## BRIEF
Which lines in the records below contain the word "number"? Report each of them.

## RECORDS TO PROCESS

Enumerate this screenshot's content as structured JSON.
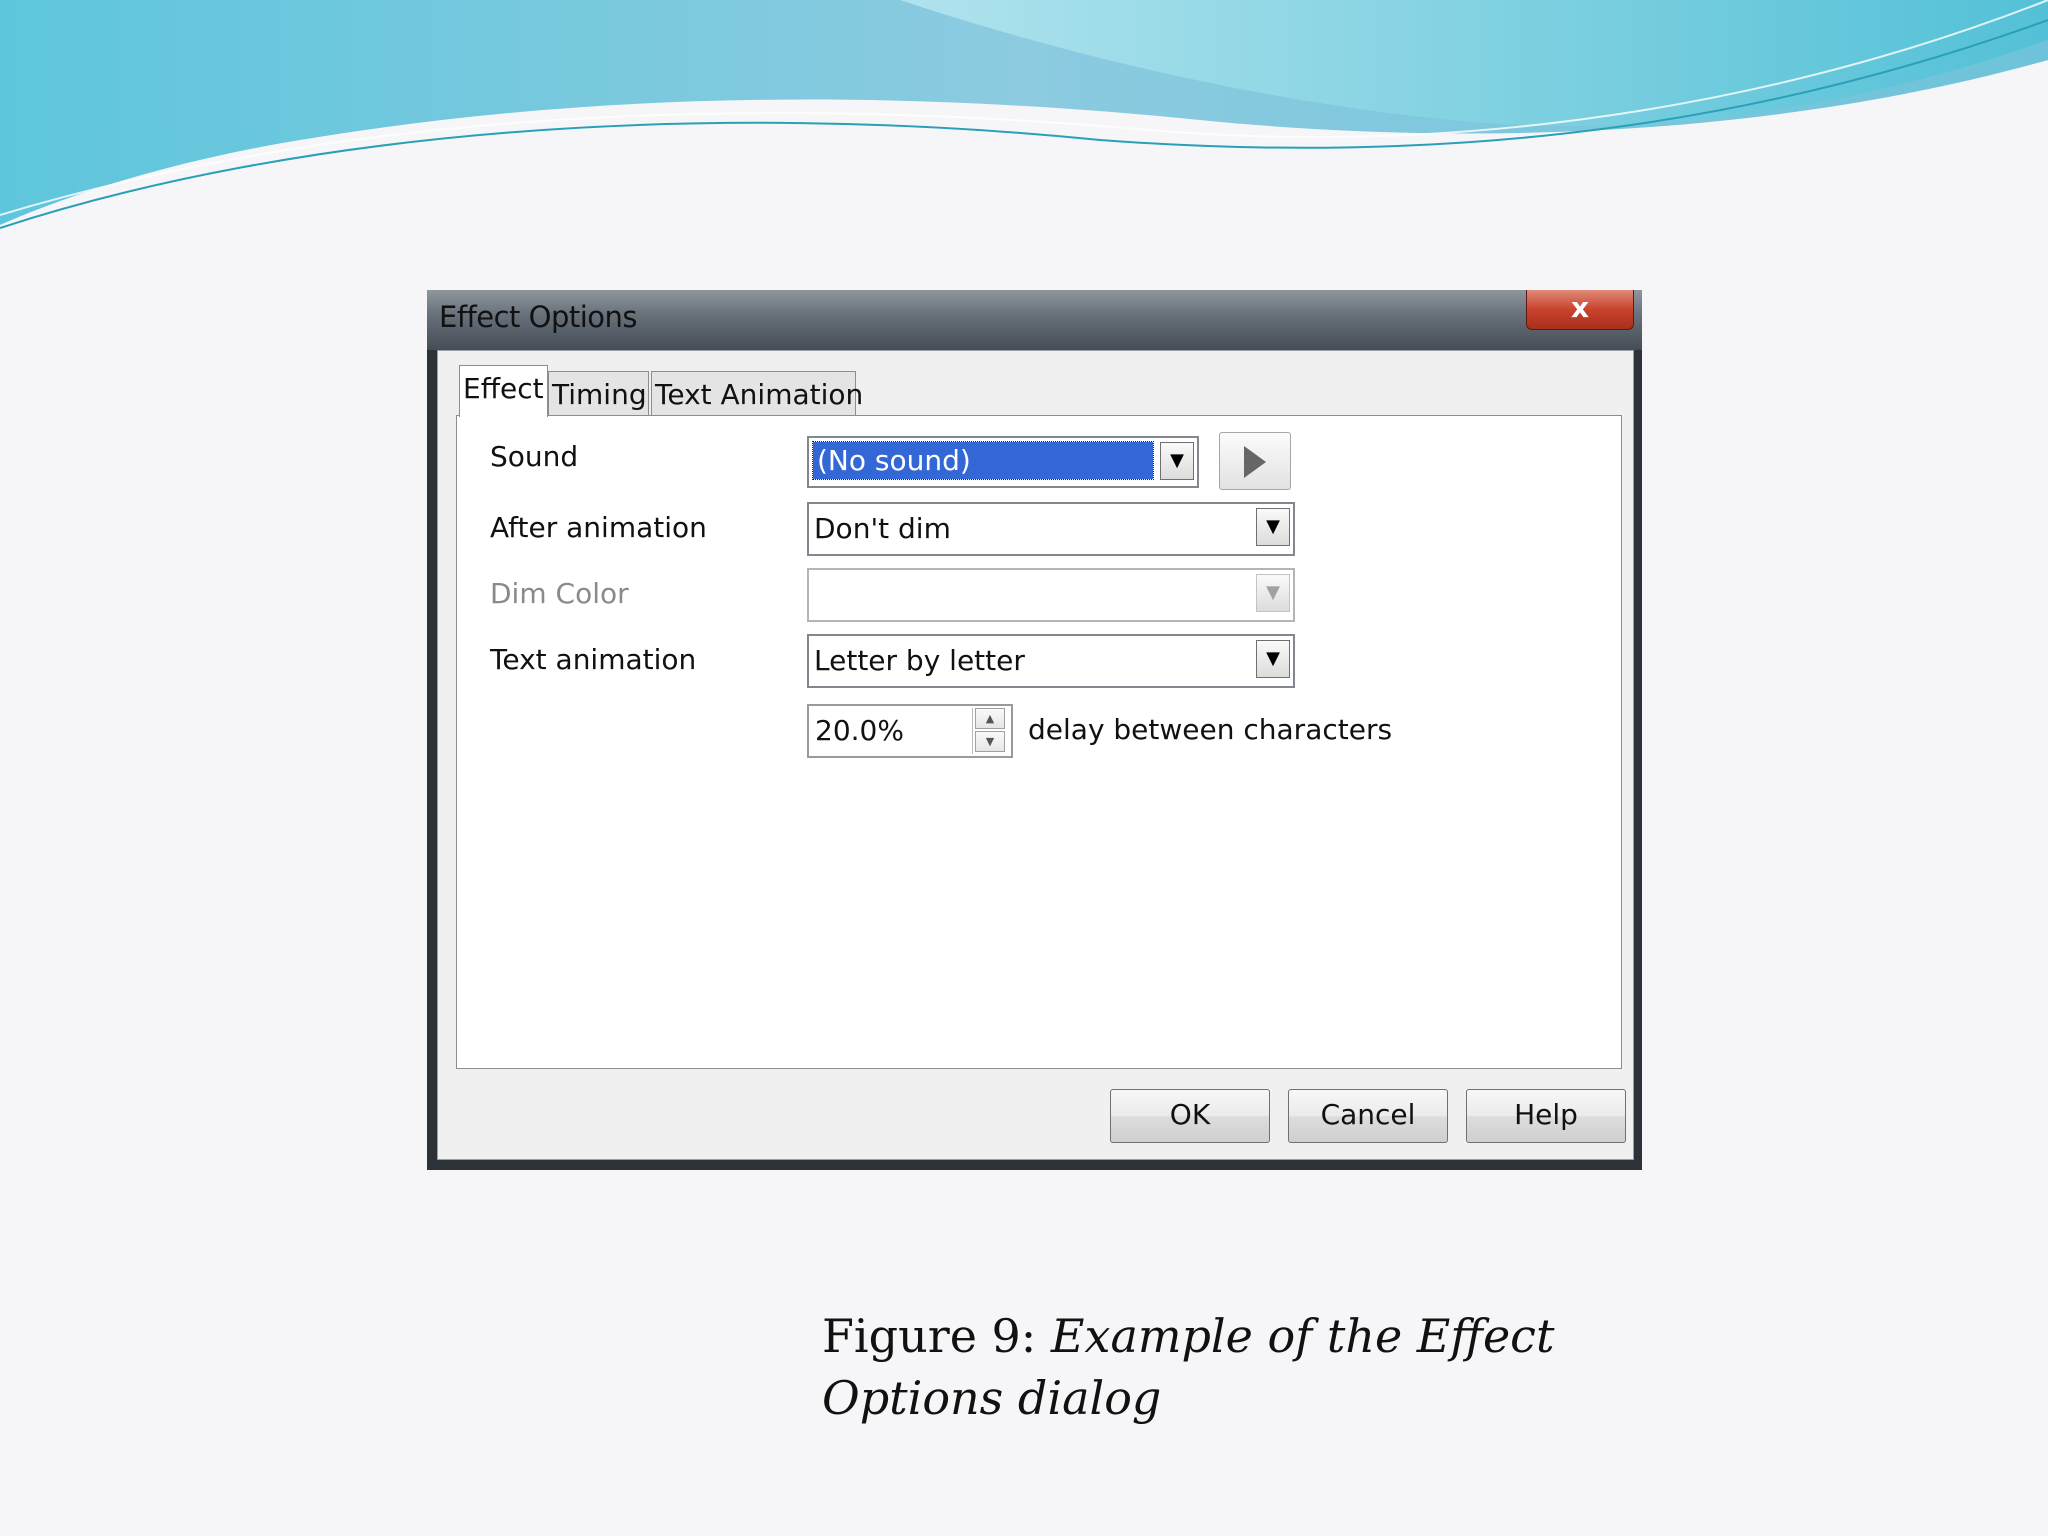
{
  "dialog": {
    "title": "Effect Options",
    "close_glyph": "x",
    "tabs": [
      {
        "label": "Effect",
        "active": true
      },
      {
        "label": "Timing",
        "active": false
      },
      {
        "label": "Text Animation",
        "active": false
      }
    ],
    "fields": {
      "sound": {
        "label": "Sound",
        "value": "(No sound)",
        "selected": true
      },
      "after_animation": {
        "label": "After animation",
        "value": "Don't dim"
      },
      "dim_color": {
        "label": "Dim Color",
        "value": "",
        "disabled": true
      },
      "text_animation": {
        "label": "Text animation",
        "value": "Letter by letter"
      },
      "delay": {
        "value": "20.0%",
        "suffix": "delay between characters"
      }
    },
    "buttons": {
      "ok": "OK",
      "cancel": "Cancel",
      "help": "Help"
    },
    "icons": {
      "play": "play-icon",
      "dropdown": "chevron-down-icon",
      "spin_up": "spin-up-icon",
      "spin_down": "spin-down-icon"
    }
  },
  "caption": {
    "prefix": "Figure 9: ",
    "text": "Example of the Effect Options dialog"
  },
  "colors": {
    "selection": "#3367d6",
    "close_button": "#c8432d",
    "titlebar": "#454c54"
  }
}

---

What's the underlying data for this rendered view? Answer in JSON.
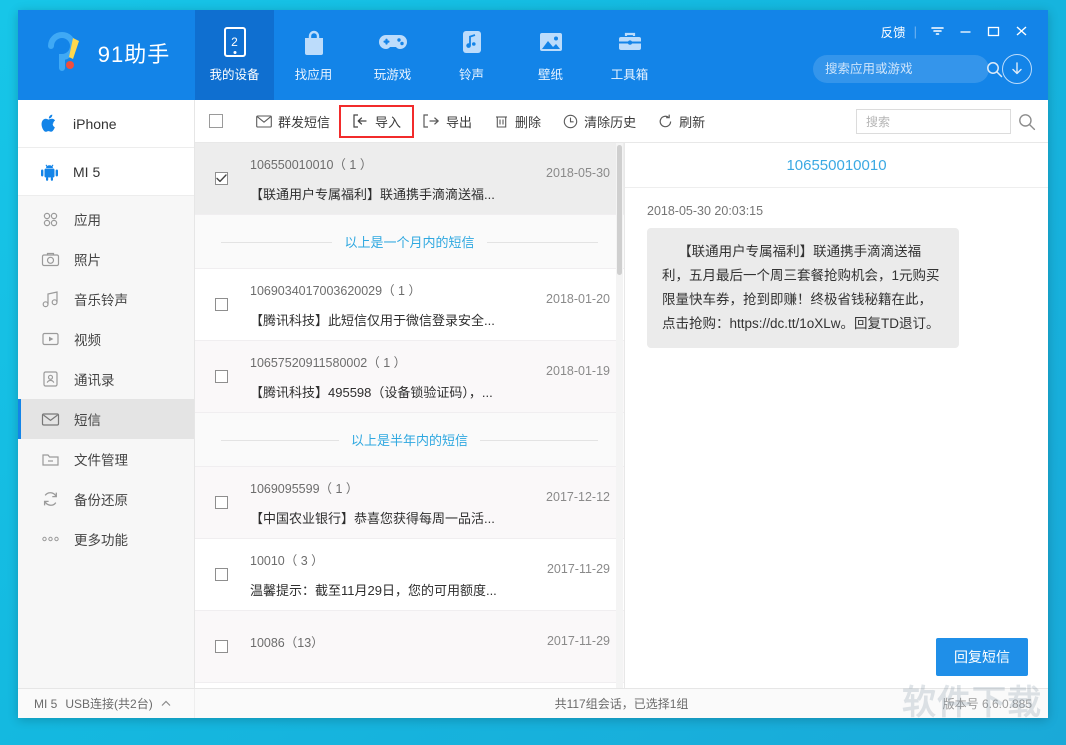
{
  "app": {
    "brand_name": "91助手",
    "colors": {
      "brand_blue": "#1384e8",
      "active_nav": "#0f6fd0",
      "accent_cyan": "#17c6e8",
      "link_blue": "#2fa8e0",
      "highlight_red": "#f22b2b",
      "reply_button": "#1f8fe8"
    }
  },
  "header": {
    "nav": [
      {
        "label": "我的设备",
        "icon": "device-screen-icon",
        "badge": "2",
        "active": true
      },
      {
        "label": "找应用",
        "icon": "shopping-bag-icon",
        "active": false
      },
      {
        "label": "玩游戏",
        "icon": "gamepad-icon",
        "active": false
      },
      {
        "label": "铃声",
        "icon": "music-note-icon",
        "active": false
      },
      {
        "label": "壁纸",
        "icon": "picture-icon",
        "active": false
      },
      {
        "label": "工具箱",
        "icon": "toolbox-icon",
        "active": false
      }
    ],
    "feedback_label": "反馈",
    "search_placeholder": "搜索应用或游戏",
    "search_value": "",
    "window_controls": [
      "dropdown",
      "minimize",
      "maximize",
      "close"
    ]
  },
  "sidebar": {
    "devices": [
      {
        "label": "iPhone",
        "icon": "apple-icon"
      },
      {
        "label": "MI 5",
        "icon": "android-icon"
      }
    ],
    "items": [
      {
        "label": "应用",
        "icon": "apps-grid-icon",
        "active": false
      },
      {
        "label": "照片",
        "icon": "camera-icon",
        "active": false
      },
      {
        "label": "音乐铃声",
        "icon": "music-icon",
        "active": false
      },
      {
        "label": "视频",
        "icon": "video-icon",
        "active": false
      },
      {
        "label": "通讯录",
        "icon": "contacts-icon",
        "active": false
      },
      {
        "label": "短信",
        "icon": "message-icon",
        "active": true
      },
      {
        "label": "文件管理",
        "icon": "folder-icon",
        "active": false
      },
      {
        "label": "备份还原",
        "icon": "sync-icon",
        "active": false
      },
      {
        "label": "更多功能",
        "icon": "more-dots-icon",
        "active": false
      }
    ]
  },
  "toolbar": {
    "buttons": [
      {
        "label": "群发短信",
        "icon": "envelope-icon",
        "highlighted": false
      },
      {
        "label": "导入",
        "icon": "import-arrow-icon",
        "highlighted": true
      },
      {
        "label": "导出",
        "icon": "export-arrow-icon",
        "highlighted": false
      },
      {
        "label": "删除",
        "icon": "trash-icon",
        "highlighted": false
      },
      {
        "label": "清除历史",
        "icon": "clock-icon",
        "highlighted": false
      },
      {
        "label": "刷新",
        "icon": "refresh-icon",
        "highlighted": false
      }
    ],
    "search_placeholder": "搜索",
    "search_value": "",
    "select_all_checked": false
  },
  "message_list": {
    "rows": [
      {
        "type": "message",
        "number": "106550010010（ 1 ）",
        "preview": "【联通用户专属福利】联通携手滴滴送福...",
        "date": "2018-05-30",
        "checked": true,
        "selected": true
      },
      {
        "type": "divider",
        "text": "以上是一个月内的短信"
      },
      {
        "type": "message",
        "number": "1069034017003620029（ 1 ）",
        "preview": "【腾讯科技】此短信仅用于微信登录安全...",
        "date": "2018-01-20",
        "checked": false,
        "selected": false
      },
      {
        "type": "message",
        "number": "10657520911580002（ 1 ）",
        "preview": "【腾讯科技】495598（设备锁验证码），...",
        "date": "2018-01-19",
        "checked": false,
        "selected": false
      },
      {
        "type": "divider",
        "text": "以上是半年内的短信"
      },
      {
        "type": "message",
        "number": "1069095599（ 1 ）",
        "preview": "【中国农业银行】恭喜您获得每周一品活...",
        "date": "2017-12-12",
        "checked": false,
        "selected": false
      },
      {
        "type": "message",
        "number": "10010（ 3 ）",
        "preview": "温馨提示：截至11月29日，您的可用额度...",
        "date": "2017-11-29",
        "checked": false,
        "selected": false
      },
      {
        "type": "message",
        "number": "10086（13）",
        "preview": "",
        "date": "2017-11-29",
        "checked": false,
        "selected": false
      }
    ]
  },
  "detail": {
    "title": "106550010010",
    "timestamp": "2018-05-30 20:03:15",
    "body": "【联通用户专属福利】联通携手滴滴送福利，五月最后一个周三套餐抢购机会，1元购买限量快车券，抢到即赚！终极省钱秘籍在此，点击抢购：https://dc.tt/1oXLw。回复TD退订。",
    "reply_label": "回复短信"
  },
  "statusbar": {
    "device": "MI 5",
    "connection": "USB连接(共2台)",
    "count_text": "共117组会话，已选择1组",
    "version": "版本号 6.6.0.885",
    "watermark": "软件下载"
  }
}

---

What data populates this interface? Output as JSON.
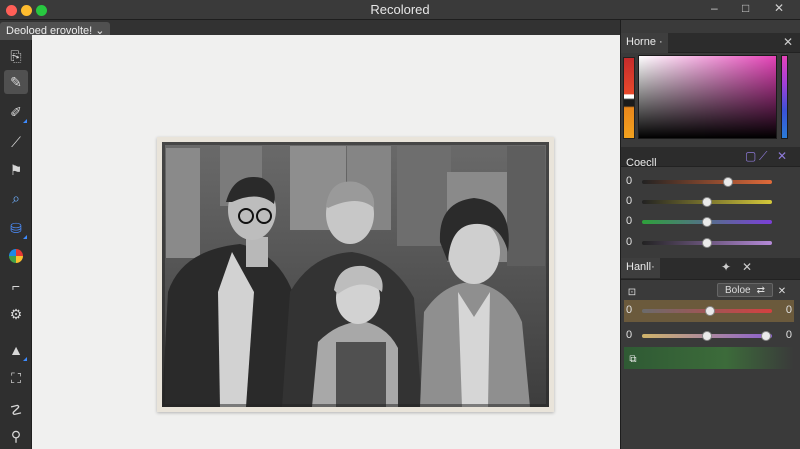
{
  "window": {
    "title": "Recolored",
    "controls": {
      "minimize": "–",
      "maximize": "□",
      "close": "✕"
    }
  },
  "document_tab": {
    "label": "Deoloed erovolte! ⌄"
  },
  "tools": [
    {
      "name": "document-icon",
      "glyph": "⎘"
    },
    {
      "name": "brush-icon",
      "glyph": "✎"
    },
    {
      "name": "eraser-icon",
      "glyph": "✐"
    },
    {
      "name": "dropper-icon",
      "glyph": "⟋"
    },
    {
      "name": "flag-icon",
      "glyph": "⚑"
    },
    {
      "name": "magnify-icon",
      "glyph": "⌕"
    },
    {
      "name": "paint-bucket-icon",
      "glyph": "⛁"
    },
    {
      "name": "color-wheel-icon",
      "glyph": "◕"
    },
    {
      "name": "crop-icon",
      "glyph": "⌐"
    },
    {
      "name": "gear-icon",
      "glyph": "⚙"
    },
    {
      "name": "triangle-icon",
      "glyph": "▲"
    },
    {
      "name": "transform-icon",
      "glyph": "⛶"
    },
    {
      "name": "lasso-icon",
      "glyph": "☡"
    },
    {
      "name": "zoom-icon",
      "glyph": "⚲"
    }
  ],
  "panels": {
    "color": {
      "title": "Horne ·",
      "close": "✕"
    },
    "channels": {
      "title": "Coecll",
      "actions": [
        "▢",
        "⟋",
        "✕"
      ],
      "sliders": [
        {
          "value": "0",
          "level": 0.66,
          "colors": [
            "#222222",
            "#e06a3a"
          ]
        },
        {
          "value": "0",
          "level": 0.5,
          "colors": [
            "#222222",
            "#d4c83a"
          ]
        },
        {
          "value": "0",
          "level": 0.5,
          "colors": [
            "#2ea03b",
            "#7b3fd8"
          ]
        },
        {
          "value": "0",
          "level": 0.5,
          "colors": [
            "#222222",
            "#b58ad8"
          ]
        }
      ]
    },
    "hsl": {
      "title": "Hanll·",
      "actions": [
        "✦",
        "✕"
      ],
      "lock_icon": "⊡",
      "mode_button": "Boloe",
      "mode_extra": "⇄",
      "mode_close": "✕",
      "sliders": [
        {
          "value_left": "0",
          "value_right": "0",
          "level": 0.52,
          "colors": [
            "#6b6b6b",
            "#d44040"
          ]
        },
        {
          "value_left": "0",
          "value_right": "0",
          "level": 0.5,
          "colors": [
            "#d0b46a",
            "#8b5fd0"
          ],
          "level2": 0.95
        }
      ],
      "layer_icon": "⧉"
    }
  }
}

## YOUR SOLUTION
        "number": "106550010010（ 1 ）",
        "number": "1069034017003620029（ 1 ）",
        "number": "10657520911580002（ 1 ）",
        "number": "1069095599（ 1 ）",
        "number": "10010（ 3 ）",
        "number": "10086（13）",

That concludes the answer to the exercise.